### Supplied records

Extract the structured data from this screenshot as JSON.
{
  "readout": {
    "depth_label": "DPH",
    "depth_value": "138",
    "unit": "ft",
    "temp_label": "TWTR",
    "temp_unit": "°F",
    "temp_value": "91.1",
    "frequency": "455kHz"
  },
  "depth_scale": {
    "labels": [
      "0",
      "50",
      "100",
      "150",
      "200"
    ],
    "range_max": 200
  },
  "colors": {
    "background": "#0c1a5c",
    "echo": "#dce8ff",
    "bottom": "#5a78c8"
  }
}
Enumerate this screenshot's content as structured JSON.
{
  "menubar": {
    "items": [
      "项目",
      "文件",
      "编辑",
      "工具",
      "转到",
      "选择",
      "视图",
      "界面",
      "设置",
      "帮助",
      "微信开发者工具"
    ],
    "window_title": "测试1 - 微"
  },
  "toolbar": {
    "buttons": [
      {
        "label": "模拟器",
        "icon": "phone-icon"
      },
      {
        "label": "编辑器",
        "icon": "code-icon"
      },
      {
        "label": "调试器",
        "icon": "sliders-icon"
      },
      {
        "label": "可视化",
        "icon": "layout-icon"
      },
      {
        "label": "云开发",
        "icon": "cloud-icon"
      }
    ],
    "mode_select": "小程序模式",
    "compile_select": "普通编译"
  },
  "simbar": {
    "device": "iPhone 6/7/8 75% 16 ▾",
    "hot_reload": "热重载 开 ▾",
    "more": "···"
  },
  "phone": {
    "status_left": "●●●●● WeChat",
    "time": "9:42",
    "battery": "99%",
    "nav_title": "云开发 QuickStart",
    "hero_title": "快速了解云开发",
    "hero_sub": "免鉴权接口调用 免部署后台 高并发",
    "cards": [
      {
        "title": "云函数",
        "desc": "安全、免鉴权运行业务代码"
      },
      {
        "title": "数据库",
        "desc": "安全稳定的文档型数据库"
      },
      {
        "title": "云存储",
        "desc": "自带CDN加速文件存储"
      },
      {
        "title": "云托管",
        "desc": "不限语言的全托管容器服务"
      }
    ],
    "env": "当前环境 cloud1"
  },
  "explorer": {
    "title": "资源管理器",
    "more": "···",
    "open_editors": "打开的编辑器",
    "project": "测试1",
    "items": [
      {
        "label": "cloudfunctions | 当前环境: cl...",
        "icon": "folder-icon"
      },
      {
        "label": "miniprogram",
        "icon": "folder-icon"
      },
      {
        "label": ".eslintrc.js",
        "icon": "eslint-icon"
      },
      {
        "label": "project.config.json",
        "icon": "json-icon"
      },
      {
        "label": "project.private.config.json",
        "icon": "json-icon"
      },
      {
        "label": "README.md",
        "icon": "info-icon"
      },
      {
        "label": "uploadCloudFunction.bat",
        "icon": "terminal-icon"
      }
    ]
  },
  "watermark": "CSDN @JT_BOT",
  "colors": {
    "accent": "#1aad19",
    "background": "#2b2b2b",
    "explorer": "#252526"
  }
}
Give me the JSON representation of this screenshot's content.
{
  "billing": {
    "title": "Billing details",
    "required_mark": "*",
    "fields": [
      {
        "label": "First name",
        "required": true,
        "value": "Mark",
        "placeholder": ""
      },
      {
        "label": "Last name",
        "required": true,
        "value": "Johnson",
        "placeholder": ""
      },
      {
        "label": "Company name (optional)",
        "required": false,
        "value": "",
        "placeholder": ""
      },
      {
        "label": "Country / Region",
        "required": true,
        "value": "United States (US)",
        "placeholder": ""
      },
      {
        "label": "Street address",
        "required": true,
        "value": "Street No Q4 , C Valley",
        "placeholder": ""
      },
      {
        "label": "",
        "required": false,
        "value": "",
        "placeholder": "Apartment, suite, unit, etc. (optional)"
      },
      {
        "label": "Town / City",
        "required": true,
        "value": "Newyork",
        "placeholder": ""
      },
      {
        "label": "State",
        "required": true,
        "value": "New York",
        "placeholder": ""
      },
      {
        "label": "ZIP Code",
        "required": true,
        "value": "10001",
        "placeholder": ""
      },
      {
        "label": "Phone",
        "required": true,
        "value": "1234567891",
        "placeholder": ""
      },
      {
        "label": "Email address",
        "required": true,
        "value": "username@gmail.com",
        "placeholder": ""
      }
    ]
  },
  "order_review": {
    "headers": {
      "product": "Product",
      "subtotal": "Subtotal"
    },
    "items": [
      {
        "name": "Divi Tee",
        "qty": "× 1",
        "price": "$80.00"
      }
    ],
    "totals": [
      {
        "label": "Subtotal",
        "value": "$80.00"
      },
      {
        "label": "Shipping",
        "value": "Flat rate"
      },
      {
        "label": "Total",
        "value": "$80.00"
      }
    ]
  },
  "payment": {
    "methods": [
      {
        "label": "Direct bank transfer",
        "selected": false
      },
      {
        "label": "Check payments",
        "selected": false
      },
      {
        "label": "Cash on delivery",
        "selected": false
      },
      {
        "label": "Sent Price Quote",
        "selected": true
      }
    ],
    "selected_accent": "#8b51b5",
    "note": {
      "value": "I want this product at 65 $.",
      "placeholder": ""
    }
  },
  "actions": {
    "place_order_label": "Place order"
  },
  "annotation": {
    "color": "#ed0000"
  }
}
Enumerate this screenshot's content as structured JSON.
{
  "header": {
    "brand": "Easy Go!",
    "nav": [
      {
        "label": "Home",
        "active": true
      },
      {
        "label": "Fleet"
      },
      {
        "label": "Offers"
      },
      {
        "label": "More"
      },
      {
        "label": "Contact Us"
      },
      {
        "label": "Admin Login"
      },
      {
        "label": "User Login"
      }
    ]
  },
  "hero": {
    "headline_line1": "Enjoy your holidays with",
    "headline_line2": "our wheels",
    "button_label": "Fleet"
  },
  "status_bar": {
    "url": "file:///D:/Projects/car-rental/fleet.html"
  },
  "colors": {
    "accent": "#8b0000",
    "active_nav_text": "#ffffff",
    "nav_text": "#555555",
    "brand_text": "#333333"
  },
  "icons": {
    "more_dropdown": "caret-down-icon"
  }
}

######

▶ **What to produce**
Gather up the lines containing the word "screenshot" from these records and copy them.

▶ **Output of the exercise**
Extract the structured data from this screenshot as JSON.
Enumerate this screenshot's content as structured JSON.
Give me the JSON representation of this screenshot's content.
Enumerate this screenshot's content as structured JSON.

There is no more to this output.